Benton Foundation

Can Online Public Files Combat the Flood of Money in Elections?

[Commentary] This week the New York Times reported on an explosion of spending on political advertising on television.

What’s in the E-rate Order? A Streamlined Process

The third major goal adopted by the Federal Communications Commission in the latest E-rate reform proceeding is to make the E-rate application process (and other E-rate processes) fast, simple and efficient.

What’s in the E-rate Order? Maximizing E-rate Dollars

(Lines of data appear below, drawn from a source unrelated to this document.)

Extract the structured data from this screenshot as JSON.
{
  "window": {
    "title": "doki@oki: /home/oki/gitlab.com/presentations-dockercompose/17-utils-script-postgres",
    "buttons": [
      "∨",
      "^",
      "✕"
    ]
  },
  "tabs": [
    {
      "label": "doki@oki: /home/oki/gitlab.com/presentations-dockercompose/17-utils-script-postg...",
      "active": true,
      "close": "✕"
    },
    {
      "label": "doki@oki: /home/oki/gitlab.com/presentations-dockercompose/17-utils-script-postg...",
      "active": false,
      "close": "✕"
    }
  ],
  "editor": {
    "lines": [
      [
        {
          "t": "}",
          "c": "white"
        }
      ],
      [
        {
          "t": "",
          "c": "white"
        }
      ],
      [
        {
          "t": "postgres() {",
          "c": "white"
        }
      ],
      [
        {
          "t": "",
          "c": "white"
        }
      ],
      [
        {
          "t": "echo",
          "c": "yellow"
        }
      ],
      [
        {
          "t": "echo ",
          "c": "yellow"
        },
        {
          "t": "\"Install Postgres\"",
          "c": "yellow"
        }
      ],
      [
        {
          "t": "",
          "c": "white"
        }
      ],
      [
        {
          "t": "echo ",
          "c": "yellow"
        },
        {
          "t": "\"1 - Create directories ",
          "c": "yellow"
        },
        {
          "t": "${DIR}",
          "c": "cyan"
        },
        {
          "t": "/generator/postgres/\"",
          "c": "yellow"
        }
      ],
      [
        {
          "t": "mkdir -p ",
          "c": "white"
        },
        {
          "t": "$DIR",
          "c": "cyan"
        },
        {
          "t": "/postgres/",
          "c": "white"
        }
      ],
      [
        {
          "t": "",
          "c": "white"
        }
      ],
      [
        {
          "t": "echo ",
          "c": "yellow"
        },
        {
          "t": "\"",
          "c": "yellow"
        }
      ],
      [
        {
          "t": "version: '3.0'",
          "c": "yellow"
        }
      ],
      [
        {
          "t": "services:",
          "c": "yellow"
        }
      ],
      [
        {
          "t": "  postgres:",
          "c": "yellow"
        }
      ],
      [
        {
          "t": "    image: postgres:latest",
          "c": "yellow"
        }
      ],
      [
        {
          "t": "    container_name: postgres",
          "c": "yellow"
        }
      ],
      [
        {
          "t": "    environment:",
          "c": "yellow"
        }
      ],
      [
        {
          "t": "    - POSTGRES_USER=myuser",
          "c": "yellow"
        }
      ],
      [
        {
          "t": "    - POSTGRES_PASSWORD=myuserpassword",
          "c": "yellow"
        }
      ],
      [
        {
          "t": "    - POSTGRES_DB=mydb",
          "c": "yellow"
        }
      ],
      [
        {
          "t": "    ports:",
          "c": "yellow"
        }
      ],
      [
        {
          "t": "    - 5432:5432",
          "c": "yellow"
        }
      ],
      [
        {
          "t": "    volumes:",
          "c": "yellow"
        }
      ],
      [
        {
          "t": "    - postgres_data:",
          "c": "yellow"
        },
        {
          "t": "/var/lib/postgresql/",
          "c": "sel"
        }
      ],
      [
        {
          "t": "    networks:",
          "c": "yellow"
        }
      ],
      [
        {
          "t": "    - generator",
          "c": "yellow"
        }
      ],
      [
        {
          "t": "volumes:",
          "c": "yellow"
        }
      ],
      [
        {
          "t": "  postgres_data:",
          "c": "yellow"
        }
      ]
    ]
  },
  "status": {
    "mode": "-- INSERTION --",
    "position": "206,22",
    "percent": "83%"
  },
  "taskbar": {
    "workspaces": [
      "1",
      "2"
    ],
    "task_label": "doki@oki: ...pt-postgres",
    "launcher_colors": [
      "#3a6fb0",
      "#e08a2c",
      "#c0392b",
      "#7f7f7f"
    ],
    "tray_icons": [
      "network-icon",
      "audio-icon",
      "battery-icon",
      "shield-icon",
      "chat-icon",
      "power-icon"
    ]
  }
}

[Commentary] Maximizing the benefit of each dollar spent on telecommunications services for schools and libraries and minimizing the contribution burden on consumers and businesses is a major goal adopted by the Federal Communications Commission i

Paid Peering, Paid Prioritization, and the Nuance of the Net Neutrality Debate

[Commentary] It is easy to conflate peering and paid prioritization. Recently, Sen. Patrick Leahy (D-VT) and Rep. Doris Matsui (D-CT) introduced bills in both chambers of Congress to ban so-called paid prioritization.

What's in the E-rate Order? Affordable High-Speed Broadband To and Within Schools and Libraries

In this the first of a series of articles looking at the order, we examine the Federal Communications Commission’s efforts to bring Internet connectivity both to the building and to devices within schools and libraries.

Cities Seek FCC Help to Expand Broadband

[Commentary] Chattanooga (TN) and Wilson (NC) simultaneously petitioned the FCC to pre-empt laws in their states that ban the cities from expanding their high-speed Internet networks.

The Legal Underpinnings of The Prison Phone Call Debate

You may well have read about the Federal Communications Commission’s vote last August to cap rates for interstate phone calls placed by prison inmates.

It's Not About "Can We?" It's About "Will We?"

[Commentary] Public comments are due regarding the Federal Communication Commission’s (FCC) proposed rules for network neutrality.

Privacy, Civil Liberties and the NSA

[Commentary] On July 2, the Privacy and Civil Liberties Oversight Board released a detailed analysis of U.S. surveillance programs.

Two Decisions Shed Light on the Supreme Court's Role in Telecommunications Policy

[Commentary] The Supreme Court of the United States (SCOTUS) released two big communications-related decisions on June 25. First, the Court unanimously ruled that the police need warrants to search the cellphones of people they arrest.